October 11, 2018
7:13 am
kevhaw
Member
Members
Forum Posts: 3
Member Since:
October 10, 2018
sp_UserOfflineSmall Offline

Loonie said
I am not a stock market investor, but the worst time to sell is normally when your investments are doing badly and you get spooked. That is, by far, the most common reason that people lose money in the market. So, be careful. On the other hand, we're due for a "correction", as they euphemistically call it.

Talk to your Meridian branch manager and see if they will let you in on the GIC deal. It never hurts to ask. Only a manager can make this decision.

It sounds like what you really need is an overall plan for your money. I'm not qualified to offer that, but neither are most people who give advice - especiall, but not limited to, free advice!sf-wink

But I can say that it's not good to be adjusting your plan responsively.
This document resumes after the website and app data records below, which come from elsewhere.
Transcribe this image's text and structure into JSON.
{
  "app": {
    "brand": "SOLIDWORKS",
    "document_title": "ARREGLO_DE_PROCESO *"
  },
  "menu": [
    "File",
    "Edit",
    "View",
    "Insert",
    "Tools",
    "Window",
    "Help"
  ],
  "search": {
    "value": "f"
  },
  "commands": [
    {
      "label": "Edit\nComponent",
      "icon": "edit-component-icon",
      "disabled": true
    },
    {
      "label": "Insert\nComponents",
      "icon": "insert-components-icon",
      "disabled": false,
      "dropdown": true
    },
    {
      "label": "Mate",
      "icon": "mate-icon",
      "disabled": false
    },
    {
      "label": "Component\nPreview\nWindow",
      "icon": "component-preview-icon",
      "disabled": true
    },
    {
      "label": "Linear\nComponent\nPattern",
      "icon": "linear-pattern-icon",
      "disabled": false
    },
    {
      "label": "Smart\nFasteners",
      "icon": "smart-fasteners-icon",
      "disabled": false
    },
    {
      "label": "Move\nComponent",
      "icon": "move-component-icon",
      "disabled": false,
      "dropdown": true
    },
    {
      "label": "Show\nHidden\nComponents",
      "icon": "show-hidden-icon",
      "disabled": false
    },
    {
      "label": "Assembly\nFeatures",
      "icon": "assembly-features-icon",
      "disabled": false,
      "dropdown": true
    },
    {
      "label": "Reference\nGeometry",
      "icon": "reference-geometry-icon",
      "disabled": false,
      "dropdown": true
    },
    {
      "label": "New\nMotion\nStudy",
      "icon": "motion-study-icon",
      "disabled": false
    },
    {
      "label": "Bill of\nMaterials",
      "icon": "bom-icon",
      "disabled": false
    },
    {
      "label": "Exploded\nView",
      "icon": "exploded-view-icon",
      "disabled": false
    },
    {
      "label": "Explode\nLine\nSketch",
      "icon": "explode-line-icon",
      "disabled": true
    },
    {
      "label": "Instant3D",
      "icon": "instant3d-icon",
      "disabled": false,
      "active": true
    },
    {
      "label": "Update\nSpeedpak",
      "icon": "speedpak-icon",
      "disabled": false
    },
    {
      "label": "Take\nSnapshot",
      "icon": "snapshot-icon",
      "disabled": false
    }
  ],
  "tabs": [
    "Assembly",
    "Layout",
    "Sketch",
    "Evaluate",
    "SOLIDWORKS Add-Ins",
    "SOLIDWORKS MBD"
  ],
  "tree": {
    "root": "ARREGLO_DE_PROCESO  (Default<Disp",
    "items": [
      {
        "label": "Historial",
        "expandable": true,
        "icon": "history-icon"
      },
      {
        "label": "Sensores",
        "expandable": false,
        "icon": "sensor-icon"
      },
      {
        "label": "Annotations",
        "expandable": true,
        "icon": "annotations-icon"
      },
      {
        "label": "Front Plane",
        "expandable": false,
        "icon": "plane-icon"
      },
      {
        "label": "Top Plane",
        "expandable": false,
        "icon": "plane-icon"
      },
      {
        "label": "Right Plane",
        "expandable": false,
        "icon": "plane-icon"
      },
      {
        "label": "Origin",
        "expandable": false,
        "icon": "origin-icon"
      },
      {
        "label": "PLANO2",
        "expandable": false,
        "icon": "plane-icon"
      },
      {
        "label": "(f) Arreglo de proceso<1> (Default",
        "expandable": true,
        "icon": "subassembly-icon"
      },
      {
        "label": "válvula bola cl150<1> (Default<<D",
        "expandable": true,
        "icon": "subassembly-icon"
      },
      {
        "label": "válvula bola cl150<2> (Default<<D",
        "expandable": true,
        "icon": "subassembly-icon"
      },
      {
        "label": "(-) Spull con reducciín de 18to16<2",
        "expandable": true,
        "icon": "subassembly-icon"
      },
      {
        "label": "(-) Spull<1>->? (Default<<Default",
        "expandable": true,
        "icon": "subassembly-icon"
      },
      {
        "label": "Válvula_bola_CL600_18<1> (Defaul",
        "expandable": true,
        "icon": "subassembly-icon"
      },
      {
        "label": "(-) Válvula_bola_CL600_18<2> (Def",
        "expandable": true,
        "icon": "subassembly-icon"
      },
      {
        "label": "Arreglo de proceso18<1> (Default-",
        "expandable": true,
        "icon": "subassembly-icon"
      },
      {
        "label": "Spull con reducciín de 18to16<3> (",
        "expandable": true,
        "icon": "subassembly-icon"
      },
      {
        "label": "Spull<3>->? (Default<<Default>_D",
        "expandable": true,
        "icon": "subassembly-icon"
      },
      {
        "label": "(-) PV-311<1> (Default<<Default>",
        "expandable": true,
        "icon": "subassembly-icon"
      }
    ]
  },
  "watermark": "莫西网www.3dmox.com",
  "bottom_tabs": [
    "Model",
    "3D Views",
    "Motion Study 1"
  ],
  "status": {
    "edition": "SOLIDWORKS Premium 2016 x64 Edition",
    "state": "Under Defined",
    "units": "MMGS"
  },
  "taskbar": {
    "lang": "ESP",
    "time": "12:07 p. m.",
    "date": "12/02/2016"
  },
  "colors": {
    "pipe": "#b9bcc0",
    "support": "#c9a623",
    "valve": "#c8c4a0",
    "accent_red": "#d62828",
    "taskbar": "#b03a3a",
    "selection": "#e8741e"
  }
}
You need to have a plan in place so that you know what to do in such circumstances without agonizing all over again about it.

In any event, I think that, for most people, it makes sense to have at least some of their money in GICs.

You might want to look at laddering them - Meridian website has an explanation of this. Whie we are in a rising rate environment, there is no guarantee what will happen next. Remember how long we waited for them to start going up? - much longer than pretty well anyone expected. The rates over the various terms are relatively flat right now (not a lot of difference between one and five year rates), which suggests that they may not rise as much as we'd like. Wait to see what happens with the Bank of Canada rate later this month - Oct 24. It seems likely the bank rate will go up. This may bring some better rates for you, but Meridian is ahead of the pack on their one year rate and you likely won't do any better soon if that's what you want.  

Hi, yes my overall plan is not set. I just started investing about 18 months ago and just went the balanced mutual fund route, as it covered all the bases. Bonds, equities, ect.

Yes, I won't make the mistake of selling out. I will sit tight and transition part of my money into safer GICs. I will follow your advice and wait to see what happens on October 24th.

Thanks!sf-smile

No permission to create posts

Please write your comments in the forum.